The drinking water problem has since been fixed, but runoff continues to be a problem. USDA is now investing $3 million additional dollars into Ohio to curb runoff from farms and other sources into Lake Erie. Suggested practices for farmers there aren't much different from Iowa; conservation measures like no-till planting and cover crops.
For Defiance County Ohio farmer Joe Nester, the difference cover crops made on his ground was almost immediate.
"I was amazed at how fast the soil quality changed with those cover crops. And I think what really happens there is when we farm we farm for four and a half months a year and we feed that soil biology four and a half months. Then we take the food away and say, 'Hold your breath, we`ll be back next May'. But with cover crops you continually feed that for sometimes over ten months. And it makes a big difference. You can just see the continued improvement in that soil quality."
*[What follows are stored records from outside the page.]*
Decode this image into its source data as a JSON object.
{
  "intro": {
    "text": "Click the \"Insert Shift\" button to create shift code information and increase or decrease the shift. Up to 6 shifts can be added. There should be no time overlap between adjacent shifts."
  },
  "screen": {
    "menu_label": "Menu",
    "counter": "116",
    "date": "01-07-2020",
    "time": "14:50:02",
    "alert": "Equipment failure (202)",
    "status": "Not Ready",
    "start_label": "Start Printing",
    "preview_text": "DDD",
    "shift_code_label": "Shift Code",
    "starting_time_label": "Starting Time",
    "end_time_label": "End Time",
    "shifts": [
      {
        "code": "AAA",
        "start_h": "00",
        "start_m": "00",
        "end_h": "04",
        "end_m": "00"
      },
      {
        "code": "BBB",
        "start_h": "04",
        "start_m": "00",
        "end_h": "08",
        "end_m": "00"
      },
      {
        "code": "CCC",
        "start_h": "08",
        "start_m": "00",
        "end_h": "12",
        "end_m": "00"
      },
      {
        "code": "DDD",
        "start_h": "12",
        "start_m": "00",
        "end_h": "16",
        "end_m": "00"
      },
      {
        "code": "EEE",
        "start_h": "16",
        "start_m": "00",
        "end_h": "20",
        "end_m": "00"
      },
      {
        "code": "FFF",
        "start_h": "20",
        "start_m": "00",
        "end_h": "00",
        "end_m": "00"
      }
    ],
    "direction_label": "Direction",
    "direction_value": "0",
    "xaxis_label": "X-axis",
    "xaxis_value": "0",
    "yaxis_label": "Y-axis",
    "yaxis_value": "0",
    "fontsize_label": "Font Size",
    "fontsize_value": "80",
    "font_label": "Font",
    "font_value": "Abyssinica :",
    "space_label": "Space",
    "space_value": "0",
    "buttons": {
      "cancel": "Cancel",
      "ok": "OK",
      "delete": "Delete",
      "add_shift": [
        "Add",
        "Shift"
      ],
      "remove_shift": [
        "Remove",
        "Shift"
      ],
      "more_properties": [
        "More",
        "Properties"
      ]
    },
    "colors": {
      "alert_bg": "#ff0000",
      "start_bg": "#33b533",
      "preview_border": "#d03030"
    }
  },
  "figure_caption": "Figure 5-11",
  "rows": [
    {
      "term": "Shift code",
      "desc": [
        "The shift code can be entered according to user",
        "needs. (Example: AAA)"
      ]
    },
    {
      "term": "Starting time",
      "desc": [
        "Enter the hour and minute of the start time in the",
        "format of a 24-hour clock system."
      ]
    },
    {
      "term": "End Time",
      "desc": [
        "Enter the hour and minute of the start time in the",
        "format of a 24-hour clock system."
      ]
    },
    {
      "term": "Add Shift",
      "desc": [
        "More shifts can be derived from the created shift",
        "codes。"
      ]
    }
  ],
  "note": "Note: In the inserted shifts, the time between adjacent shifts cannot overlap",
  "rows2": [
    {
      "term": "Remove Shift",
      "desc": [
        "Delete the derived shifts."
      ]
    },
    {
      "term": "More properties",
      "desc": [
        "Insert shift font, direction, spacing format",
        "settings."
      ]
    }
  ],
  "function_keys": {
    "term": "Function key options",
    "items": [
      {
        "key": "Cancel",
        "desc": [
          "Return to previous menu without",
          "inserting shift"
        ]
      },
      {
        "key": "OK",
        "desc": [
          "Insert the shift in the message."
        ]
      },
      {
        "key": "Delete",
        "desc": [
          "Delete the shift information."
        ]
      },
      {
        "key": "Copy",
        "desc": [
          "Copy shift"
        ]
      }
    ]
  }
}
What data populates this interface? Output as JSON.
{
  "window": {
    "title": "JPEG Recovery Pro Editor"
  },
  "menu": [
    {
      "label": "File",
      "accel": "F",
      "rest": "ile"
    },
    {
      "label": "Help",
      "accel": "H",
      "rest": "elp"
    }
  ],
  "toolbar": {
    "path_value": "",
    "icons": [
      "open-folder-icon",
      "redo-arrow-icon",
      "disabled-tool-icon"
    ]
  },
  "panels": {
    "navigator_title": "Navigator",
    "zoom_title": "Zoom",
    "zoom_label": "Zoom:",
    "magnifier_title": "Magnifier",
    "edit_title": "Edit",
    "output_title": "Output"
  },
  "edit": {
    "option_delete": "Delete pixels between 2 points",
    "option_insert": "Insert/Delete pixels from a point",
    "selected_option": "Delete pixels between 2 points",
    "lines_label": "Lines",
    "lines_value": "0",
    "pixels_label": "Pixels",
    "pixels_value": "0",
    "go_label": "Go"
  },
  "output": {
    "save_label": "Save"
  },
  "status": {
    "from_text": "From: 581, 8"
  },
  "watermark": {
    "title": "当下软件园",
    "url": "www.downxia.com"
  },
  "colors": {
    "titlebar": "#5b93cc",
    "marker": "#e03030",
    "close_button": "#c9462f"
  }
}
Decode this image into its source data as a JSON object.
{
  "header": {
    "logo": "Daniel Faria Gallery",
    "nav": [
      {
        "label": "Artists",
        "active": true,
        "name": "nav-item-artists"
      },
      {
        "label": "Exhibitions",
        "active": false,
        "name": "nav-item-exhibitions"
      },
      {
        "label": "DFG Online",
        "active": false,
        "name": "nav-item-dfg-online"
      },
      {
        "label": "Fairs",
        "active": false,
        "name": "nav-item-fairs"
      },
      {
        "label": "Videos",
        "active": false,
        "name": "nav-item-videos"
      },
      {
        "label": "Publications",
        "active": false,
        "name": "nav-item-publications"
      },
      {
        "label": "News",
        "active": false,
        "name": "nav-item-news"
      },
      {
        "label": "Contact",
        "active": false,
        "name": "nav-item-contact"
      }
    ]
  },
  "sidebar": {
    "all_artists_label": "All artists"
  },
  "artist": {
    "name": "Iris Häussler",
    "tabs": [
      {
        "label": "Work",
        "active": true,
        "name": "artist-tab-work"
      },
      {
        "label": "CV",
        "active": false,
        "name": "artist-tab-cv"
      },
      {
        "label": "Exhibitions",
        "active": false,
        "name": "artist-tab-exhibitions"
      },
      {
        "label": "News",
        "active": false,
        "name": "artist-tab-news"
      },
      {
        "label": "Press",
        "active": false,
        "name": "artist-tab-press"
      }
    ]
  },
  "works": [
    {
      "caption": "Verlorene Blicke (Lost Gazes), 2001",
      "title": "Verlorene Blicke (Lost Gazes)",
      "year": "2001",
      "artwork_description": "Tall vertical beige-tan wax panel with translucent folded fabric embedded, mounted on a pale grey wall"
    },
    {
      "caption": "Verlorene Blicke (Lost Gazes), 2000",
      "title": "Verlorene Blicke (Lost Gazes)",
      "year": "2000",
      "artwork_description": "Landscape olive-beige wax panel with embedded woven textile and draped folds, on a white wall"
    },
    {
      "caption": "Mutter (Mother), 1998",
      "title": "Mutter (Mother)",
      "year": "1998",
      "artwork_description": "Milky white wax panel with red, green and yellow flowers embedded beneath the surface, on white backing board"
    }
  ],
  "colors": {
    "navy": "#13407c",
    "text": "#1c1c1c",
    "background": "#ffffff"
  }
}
Both Ohio and Iowa have nutrient reduction strategies on the books. Currently, Arkansas and Tennessee are the only Mississippi River Basin states without one.